The various available genetic backgrounds for a particular species is referred to as germplasm. This project will identify new and useful genetic variation from ancient sources of wheat germplasm to accelerate the genetic improvement of modern UK wheat for the benefit of UK farming.
Through free and open international collaboration, including the coordination of similar initiatives currently being planned across the world, the resources and knowledge generated in this project will contribute to global food security.
The Bristol team will be responsible for producing the next generation of molecular markers which are essential for UK breeders to develop new wheat varieties capable of generating high yields in the face of climate change.
The award to Professor Edwards and Dr Barker follows on from their recent, widely reported, announcement of the first public release of sequence covering 95 per cent of the wheat genome.
Professor Edwards said: “This award comes at a time when global food security is seen as one of the most immediate issues facing the human race. We hope this award will enable UK researchers and breeders to work together to develop and deliver new varieties of wheat that should enhance the UK’s capacity to feed its increasing population and make an appropriate contribution to the growing problem facing the human race.”
David Willetts, Minister for Universities and Science, said: “Food security and sustainability are amongst the biggest challenges facing the world today, especially as the population continues to grow. I am delighted that for the first time in over 20 years UK scientists will be leading on such an important area of research. This investment has the potential to make a real difference to people and farmers, whilst at the same time increasing our body of scientific knowledge.”
Dr Celia Caulcott, Director of Innovation and Skills at the BBSRC said: “We are delighted that this group of researchers has considered at the earliest point how to ensure that opportunities are immediately taken to translate their work into products that can benefit the consumer and the economic growth of the UK. Having the lines of communication firmly established at this stage offers a great vehicle for exchange of knowledge, ideas and technology as this project progresses.”

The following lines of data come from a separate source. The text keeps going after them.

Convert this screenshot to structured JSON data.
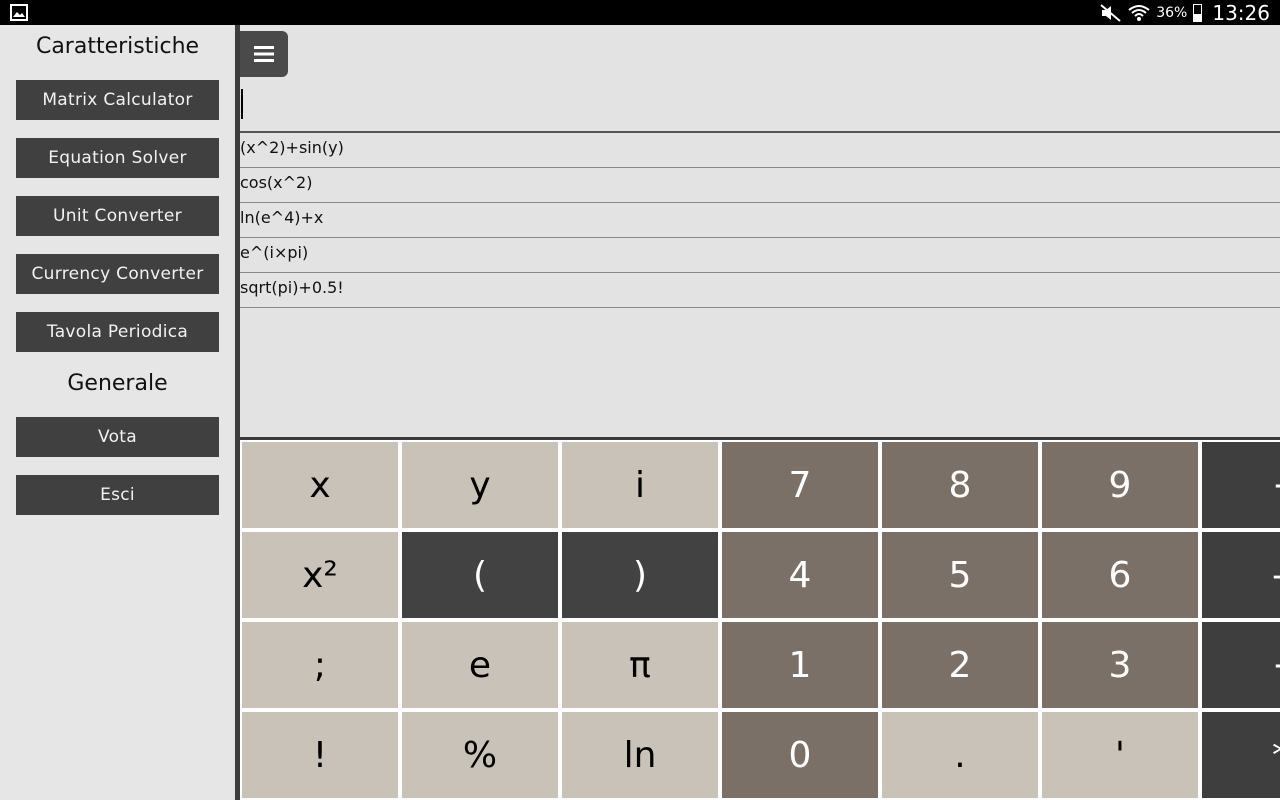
{
  "status_bar": {
    "battery": "36%",
    "time": "13:26"
  },
  "sidebar": {
    "features_title": "Caratteristiche",
    "features": [
      {
        "label": "Matrix Calculator"
      },
      {
        "label": "Equation Solver"
      },
      {
        "label": "Unit Converter"
      },
      {
        "label": "Currency Converter"
      },
      {
        "label": "Tavola Periodica"
      }
    ],
    "general_title": "Generale",
    "general": [
      {
        "label": "Vota"
      },
      {
        "label": "Esci"
      }
    ]
  },
  "main": {
    "input_value": "",
    "history": [
      {
        "expr": "(x^2)+sin(y)"
      },
      {
        "expr": "cos(x^2)"
      },
      {
        "expr": "ln(e^4)+x"
      },
      {
        "expr": "e^(i×pi)"
      },
      {
        "expr": "sqrt(pi)+0.5!"
      }
    ]
  },
  "keypad": {
    "rows": [
      [
        "x",
        "y",
        "i",
        "7",
        "8",
        "9",
        "+"
      ],
      [
        "x²",
        "(",
        ")",
        "4",
        "5",
        "6",
        "-"
      ],
      [
        ";",
        "e",
        "π",
        "1",
        "2",
        "3",
        "÷"
      ],
      [
        "!",
        "%",
        "ln",
        "0",
        ".",
        "'",
        "*"
      ]
    ]
  }
}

The wheat genome data has been made publicly available via EMBL/GenBank and CerealsDB for analysis and application. Open access release of the data was a condition of the original BBSRC support for this project.